Global challenges demand enormous additional efforts
For Barbara Kappel, Member of the European Parliament, it is imperative for the European Union and for companies to be prepared for Industry 4.0. “The fourth industrial revolution is a global challenge. We will succeed in developing business models and technologies which protect the privacy of individuals and ensure the security of data in general. Smart human-to-machine or machine-to-machine networking will be the core element of tomorrow’s economy. This is the only way to realize new potential for the creation of added value.” Europe needs to do more to strengthen its industrial base, notes Wolfgang Burtscher, Deputy Director General of DG Research and Innovation: “Europe has an excellent research and innovation landscape, and our strong European industry is in the lead in many areas. To make up for current deficits in innovation and, above all, to make full use of the new opportunities offered by the next wave of innovation through digitalization and artificial intelligence, companies, public authorities and legislators will have to massively step up their efforts.”
Markus Beyrer, Director General of BusinessEurope, fully supports investments in Europe’s future competitiveness. “Research, development and innovation are absolutely crucial. The fact that industrial policy has been defined as a priority of the Austrian EU Presidency and the clear commitment expressed by the Ministry of Economic Affairs to demand a more forward-looking approach of the EU budget have industry’s full support. Our future will depend on investments in European research and innovation performance to boost Europe’s competitiveness and strengthen its key technologies. What is at stake is nothing less than our technology leadership”, underlines Markus Beyrer.

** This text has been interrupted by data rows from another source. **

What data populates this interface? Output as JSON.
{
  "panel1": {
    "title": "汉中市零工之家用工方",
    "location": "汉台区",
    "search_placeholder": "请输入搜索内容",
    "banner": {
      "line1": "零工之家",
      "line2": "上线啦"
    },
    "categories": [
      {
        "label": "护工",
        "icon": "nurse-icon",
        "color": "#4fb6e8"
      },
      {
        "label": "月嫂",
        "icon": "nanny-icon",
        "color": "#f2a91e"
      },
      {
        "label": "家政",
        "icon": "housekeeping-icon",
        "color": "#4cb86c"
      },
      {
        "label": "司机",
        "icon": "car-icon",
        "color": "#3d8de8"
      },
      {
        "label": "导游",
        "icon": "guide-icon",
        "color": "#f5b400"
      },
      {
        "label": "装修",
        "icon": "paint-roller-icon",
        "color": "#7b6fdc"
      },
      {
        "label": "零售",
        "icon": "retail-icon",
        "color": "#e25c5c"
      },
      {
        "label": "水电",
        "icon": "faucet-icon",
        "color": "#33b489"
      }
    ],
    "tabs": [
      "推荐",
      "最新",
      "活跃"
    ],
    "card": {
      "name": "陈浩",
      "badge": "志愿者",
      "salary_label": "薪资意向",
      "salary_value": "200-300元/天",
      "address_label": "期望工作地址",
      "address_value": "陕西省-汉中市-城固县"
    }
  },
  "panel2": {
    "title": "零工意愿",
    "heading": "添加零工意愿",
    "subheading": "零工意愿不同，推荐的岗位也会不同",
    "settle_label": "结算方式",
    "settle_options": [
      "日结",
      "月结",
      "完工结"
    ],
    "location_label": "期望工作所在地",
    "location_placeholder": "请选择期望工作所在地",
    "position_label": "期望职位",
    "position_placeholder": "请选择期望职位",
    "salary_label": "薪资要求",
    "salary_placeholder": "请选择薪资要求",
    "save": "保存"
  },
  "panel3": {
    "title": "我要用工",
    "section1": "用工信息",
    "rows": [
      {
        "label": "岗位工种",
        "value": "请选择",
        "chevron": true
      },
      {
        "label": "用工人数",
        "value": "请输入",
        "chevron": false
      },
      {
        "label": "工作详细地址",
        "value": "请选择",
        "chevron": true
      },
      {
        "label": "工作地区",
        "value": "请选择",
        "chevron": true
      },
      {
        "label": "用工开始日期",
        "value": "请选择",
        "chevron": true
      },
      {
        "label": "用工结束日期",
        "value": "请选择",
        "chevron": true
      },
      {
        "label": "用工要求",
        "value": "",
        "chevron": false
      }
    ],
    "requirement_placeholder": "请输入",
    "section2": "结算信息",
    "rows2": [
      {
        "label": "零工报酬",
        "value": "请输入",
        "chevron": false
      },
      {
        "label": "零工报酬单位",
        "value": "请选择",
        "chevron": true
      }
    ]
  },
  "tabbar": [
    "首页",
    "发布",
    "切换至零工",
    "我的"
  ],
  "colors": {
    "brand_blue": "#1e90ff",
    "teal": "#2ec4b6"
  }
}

Concrete measures in support of Europe’s industry secure our future
Gernot Haas, Head of the Permanent Office of the Federation of Austrian Industries in Brussels, underlines the positive role of the current EU Council Presidency. “The Austrian Presidency is determined to elaborate an EU industrial policy based on a long-term strategy. The individual elements involved, such as a set of indicators of industrial performance or the mainstreaming of industrial issues, will determine the future of Europe as an industrial location. It will be important to use the momentum thus created and to send a strong signal to the future European Commission that legislative initiatives are required in this area.”
The participants in the discussion agreed that the European Union has already launched important initiatives, as illustrated by the Juncker Plan and “Horizon Europe”. However, from the viewpoint of industry experts, further efforts will have to be made in terms of EU industrial policy. Austria should use the occasion of the EU Presidency to set the pace by defining a long-term vision of the role of industry in the European Union and to initiate concrete industrial policy measures. This includes not only a global orientation, but also the fast elimination of bureaucratic obstacles, a clearly defined strategy against the current shortage of skilled labor, and targeted measures to promote the transformation of industry.
Fotocredit: Julie de Bellaing